With this idea that we can go ahead and say, You know what, I don’t want the State to have as much money. I want $500 of my State income tax every year to go towards the leading homeless shelter in my community. Where the homeless population is second highest (Fresno County) in the nation.
Final thoughts here, conclude. What do you think is best for the for the people to do or how do we get involved in and help push forward.
DJ: Well, at the end of the day, I don’t get to decide what’s best for the people of (any) State, City or County. All I want is for them to be able to decide. I want them to be able to decide with the very dollars that they go out and they work hard to make.
I want them to be able to decide how those are spent, and how those are addressed in their community. So this is up to California… We create the legislation, we suggest that the people should be empowered in Cities and States.
So, Senate Bill 1485 will be heard in the State Governance Committee on May, 9 at 11am in Room 112 and the contact information for the Senators on the State Governance Committee are available at wedobetter.org (also Senators, and elected officials information will be listed below, there you can also get involved in your own State).
JJ: How much did We Do Better have in playing a role in this bill?
DJ: So we had a coalition in California that we led.
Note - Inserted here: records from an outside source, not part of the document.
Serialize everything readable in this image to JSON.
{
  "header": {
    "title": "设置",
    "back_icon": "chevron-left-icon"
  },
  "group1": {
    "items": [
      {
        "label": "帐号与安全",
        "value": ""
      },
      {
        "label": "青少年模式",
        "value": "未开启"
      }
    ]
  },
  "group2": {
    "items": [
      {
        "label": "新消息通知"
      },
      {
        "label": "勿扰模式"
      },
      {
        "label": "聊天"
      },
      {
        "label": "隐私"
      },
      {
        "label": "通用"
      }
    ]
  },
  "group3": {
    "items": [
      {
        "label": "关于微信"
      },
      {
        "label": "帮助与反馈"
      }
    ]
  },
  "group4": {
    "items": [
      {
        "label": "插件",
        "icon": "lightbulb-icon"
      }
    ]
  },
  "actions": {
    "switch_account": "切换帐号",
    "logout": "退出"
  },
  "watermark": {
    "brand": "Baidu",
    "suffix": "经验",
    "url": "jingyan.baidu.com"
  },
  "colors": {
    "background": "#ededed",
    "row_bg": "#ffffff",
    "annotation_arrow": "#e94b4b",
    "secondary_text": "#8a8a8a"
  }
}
Which consisted of the California Republican of Women, a couple democratic voter groups, and an independent voter group. It was that coalition that really made the bill happen.
We wrote it, we contacted the representative to ask him to introduce it, but it never would have been given a bill number if people in California hadn’t spoke up. And because they did, It’s now going to be heard in front of the Committee.
I hope that Dan and I were able to hold a valuable conversation that helps fill the void and inform Californians, and the rest of America about SB 1485 set to be heard early May in California.
It should be a great concern of the people to essentially defund the politicians that are currently doing a horrible job representing we the people. And prop each other up on our own.
If you are a Californian and would like to express your appreciation, or disdain for SB 1485 a list of all California State Senators, their jurisdiction, and contact information can be found here, or here.
Dan Johnson entered activism at 18. Over the years, he grew PANDA, People Against the NDAA, into the largest movement resisting a Federal law at the local level in the United States. In the meantime, he wrote for The Huffington Post, Policymic, Occupy.com, Western Journalism, BenSwann.com, and many others. He has spoken at nearly 75 events, and has appeared on numerous radio and TV shows, including Coast to Coast AM, Liberty Roundtable, and RT America’s Breaking the Set. He has extensive experience in public speaking, copy-editing, organizational management, legalese (unfortunately), social media, and dealing with every level of government. He is now the Executive director of We Do Better.